When the water in an area is used up, drought controls, and no actions are taken to combat the desertification process, you wind up with numbers like these…
Humans are driving the transformation of drylands into desert on an unprecedented scale around the world, with serious consequences. But there are solutions.
While interpretations of the term desertification vary, the concern centers on human-caused land degradation in areas with low or variable rainfall known as drylands: arid, semi-arid, and sub-humid lands. These drylands account for more than 40 percent of the world’s terrestrial surface area.
While land degradation has occurred throughout history, the pace has accelerated, reaching 30 to 35 times the historical rate, according to the United Nations. This degradation tends to be driven by a number of factors, including urbanization, mining, farming, and ranching. In the course of these activities, trees and other vegetation are cleared away, animal hooves pound the dirt, and crops deplete nutrients in the soil. Climate change also plays a significant role, increasing the risk of drought.
All of this contributes to soil erosion and an inability for the land to retain water or regrow plants. About 2 billion people live on the drylands that are vulnerable to desertification, which could displace an estimated 50 million people by 2030.
Where is desertification happening, and why?
The risk of desertification is widespread and spans more than 100 countries, hitting some of the poorest and most vulnerable populations the hardest, since subsistence farming is common across many of the affected regions.
More than 75 percent of Earth’s land area is already degraded, according to the European Commission’s World Atlas of Desertification, and more than 90 percent could become degraded by 2050. The commission’s Joint Research Centre found that a total area half of the size of the European Union (1.61 million square miles, or 4.18 million square kilometers) is degraded annually, with Africa and Asia being the most affected.
The prospect of climate change and warmer average temperatures could amplify these effects. The Mediterranean region would experience a drastic transformation with warming of 2 degrees Celsius, according to one study, with all of southern Spain becoming desert. Another recent study found that the same level of warming would result in “aridification,” or drying out, of up to 30 percent of Earth’s land surface.
When land becomes desert, its ability to support surrounding populations of people and animals declines sharply. Food often doesn’t grow, water can’t be collected, and habitats shift. This often produces several human health problems that range from malnutrition, respiratory disease caused by dusty air, and other diseases stemming from a lack of clean water.
In 1994, the United Nations established the Convention to Combat Desertification (UNCCD), through which 122 countries have committed to Land Degradation Neutrality targets, similar to the way countries in the climate Paris Agreement have agreed to targets for reducing carbon pollution. These efforts involve working with farmers to safeguard arable land, repairing degraded land, and managing water supplies more effectively.

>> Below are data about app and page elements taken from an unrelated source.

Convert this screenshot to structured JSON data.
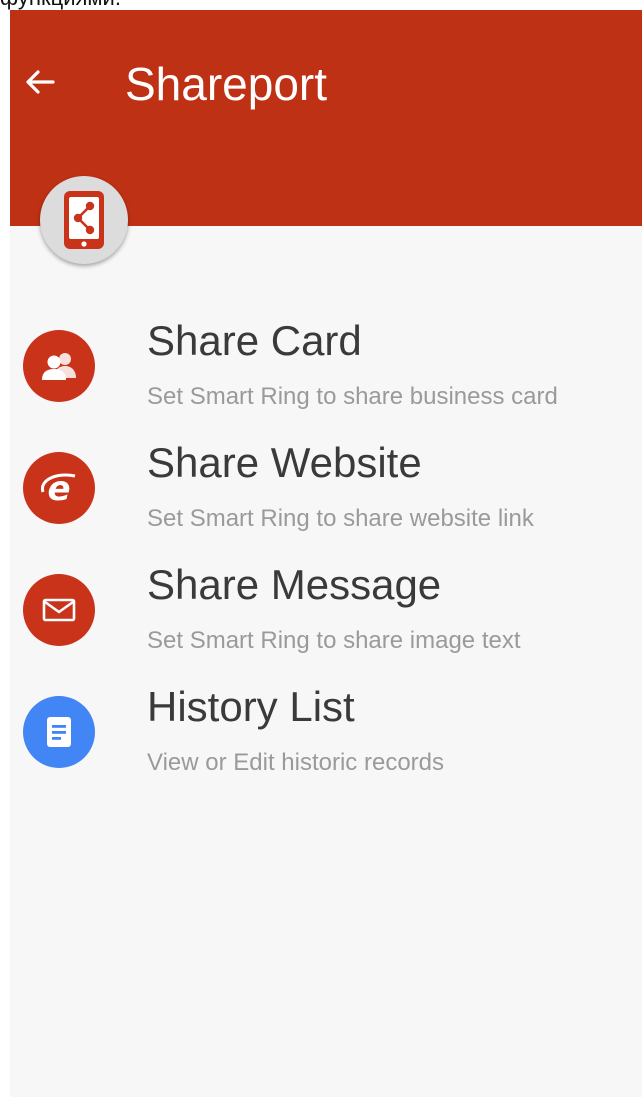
{
  "top_caption": "функциями.",
  "appbar": {
    "title": "Shareport",
    "back_icon": "arrow-left-icon",
    "badge_icon": "phone-share-icon"
  },
  "colors": {
    "appbar": "#bf3115",
    "red_icon": "#c8331a",
    "blue_icon": "#4285f4",
    "background": "#f7f7f7"
  },
  "menu": {
    "items": [
      {
        "title": "Share Card",
        "subtitle": "Set Smart Ring to share business card",
        "icon": "contacts-icon",
        "color": "#c8331a"
      },
      {
        "title": "Share Website",
        "subtitle": "Set Smart Ring to share website link",
        "icon": "internet-explorer-icon",
        "color": "#c8331a"
      },
      {
        "title": "Share Message",
        "subtitle": "Set Smart Ring to share image text",
        "icon": "envelope-icon",
        "color": "#c8331a"
      },
      {
        "title": "History List",
        "subtitle": "View or Edit historic records",
        "icon": "document-icon",
        "color": "#4285f4"
      }
    ]
  }
}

The UNCCD has also promoted the Great Green Wall Initiative, an effort to restore 386,000 square miles (100 million hectares) across 20 countries in Africa by 2030. A similar effort is underway in northern China, with the government planting trees along the border of the Gobi desert to prevent it from expanding as farming, livestock grazing, and urbanization, along with climate change, removed buffering vegetation.
However, the results for these types of restoration efforts so far have been mixed. One type of mesquite tree planted in East Africa to buffer against desertification has proved to be invasive and problematic. The Great Green Wall initiative in Africa has evolved away from the idea of simply planting trees and toward the idea of “re-greening,” or supporting small farmers in managing land to maximize water harvesting (via stone barriers that decrease water runoff, for example) and nurture natural regrowth of trees and vegetation.
“The absolute number of farmers in these [at-risk rural] regions is so large that even simple and inexpensive interventions can have regional impacts,” write the authors of the World Atlas of Desertification, noting that more than 80 percent of the world’s farms are managed by individual households, primarily in Africa and Asia. “Smallholders are now seen as part of the solution of land degradation rather than a main problem, which was a prevailing view of the past.”